Commissioned by the Office for the Arts at Harvard University, Deep Wounds is a large-scale, interactive installation that uses the campus's historic Memorial Hall to explore unfinished healing and reconciliation
Built between 1870 and 1878, Memorial Hall honors the Harvard graduates who died in the Civil War while fighting for the Union. Names and other details about these men are permanently inscribed in the marble walls. Harvard graduates who died for the Confederacy are prohibited from being named. This discrepancy has caused controversy at Harvard and beyond.
Deep Wounds projects a luminous light on the white-marble floor of the hall. Looking closely, visitors see hints of inscribed text. As they walk across these areas, the luminous skin blisters and opens to reveal descriptions of the graduates who died fighting for the Confederacy. Each man's year of graduation, state, date of death and battle of death are projected onto the floor. Instead of a name, however, there is a relationship such as ‘father’ or ‘classmate’ that describes a family relationship each man had or a relationship he had to schoolmates on the wall. After the uncovering, the skin mends itself, covering the names once again.
The Confederate men are arranged on the floor facing or close to Union men from the same Harvard graduation year. The Union words are etched in red and the Confederate words are written in blue.

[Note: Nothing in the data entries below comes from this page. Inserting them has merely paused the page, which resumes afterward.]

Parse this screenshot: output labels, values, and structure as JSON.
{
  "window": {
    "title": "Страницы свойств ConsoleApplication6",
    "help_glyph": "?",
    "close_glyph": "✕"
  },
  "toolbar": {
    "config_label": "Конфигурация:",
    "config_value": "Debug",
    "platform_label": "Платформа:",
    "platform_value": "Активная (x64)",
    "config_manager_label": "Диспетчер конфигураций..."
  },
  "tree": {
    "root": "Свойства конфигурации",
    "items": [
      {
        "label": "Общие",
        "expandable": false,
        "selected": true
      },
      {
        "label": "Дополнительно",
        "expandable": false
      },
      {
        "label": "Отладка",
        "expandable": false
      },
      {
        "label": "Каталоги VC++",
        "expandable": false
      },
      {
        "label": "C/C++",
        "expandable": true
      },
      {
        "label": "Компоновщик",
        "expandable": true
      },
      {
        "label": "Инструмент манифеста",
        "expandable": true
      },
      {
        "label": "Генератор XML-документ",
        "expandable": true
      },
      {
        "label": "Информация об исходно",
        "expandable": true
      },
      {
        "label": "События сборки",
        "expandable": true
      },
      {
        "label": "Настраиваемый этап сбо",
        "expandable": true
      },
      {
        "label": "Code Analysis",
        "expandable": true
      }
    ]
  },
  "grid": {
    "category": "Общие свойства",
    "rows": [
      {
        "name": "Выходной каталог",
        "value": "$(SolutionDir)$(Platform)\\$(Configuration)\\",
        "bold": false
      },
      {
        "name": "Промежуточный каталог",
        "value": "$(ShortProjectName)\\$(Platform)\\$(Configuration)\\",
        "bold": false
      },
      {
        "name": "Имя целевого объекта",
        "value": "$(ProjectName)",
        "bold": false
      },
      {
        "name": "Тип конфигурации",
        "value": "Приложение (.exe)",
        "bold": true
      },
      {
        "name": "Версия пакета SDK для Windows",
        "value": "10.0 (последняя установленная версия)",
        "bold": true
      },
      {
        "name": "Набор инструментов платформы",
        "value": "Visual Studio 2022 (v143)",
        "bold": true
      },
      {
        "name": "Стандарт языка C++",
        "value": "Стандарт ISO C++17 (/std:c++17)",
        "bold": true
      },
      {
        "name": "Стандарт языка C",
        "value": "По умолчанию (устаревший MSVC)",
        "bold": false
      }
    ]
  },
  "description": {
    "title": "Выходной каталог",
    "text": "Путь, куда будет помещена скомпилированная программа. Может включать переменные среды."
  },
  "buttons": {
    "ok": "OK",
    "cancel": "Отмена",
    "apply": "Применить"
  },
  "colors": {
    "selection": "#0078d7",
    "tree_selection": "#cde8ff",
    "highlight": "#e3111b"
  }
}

Deep Wounds has won awards from Ars Electronica, the International Association of Art Critics, and Americans for the Arts, who selected it as one of the best public-art projects of 2007